= DATA RECORDS =
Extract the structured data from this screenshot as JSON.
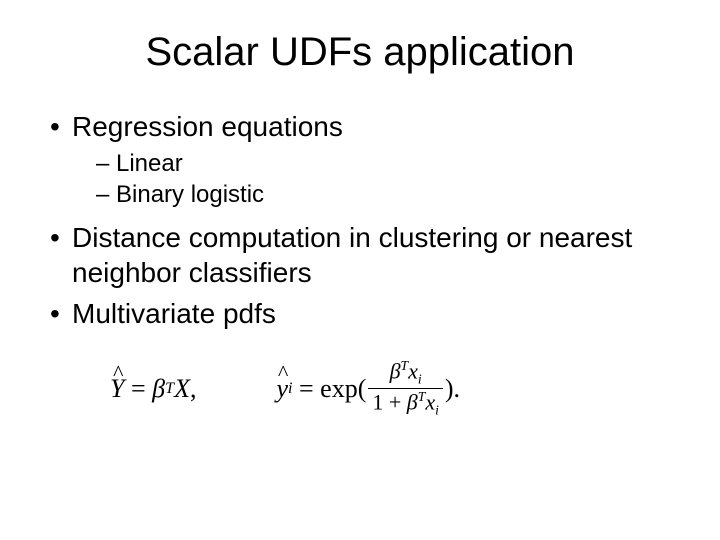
{
  "title": "Scalar UDFs application",
  "bullets": {
    "b1": "Regression equations",
    "b1_sub1": "Linear",
    "b1_sub2": "Binary logistic",
    "b2": "Distance computation in clustering or nearest neighbor classifiers",
    "b3": "Multivariate pdfs"
  },
  "formulas": {
    "f1_plain": "Ŷ = βᵀX,",
    "f2_plain": "ŷᵢ = exp(βᵀxᵢ / (1 + βᵀxᵢ))."
  }
}
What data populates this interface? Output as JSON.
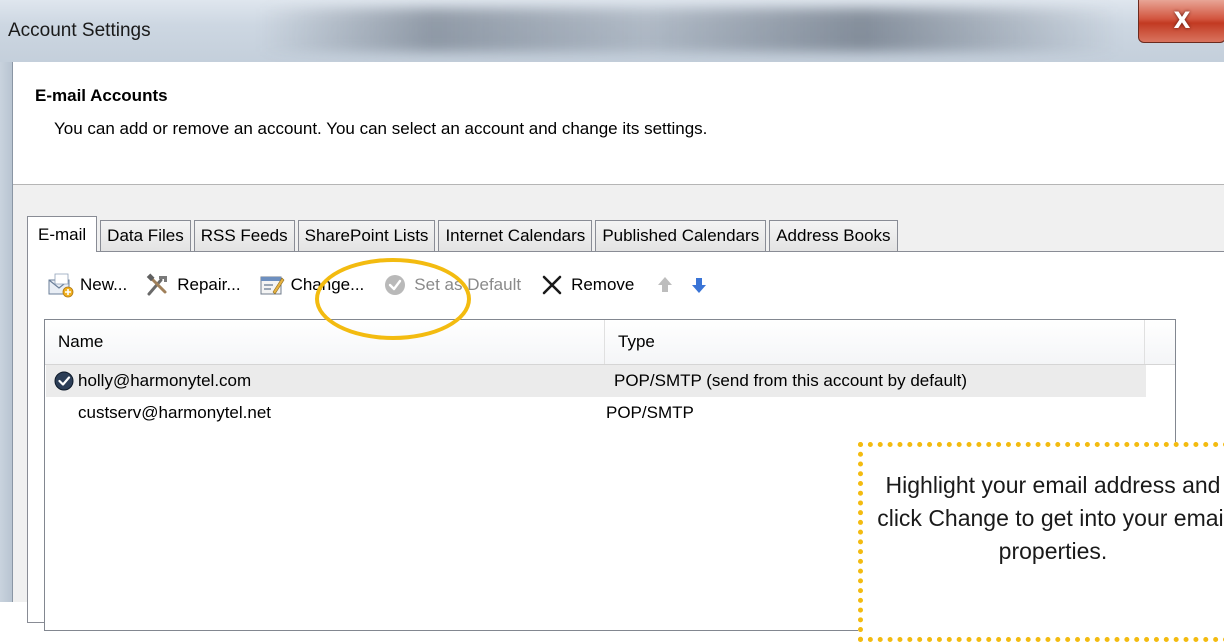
{
  "window": {
    "title": "Account Settings",
    "close_glyph": "X"
  },
  "header": {
    "title": "E-mail Accounts",
    "subtitle": "You can add or remove an account. You can select an account and change its settings."
  },
  "tabs": [
    {
      "label": "E-mail",
      "active": true
    },
    {
      "label": "Data Files",
      "active": false
    },
    {
      "label": "RSS Feeds",
      "active": false
    },
    {
      "label": "SharePoint Lists",
      "active": false
    },
    {
      "label": "Internet Calendars",
      "active": false
    },
    {
      "label": "Published Calendars",
      "active": false
    },
    {
      "label": "Address Books",
      "active": false
    }
  ],
  "toolbar": {
    "new_label": "New...",
    "repair_label": "Repair...",
    "change_label": "Change...",
    "set_default_label": "Set as Default",
    "remove_label": "Remove",
    "icons": [
      "new-account-icon",
      "repair-tools-icon",
      "change-settings-icon",
      "checkmark-icon",
      "x-icon",
      "up-arrow-icon",
      "down-arrow-icon"
    ]
  },
  "list": {
    "columns": [
      "Name",
      "Type"
    ],
    "rows": [
      {
        "name": "holly@harmonytel.com",
        "type": "POP/SMTP (send from this account by default)",
        "default": true,
        "selected": true
      },
      {
        "name": "custserv@harmonytel.net",
        "type": "POP/SMTP",
        "default": false,
        "selected": false
      }
    ]
  },
  "callout": {
    "text": "Highlight your email address and click Change to get into your email properties."
  },
  "colors": {
    "annotation": "#f3bb10",
    "close_button": "#c23a22",
    "selected_row": "#ebebeb"
  }
}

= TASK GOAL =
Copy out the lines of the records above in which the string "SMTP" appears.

= RESULT BELOW =
        "type": "POP/SMTP (send from this account by default)",
        "type": "POP/SMTP",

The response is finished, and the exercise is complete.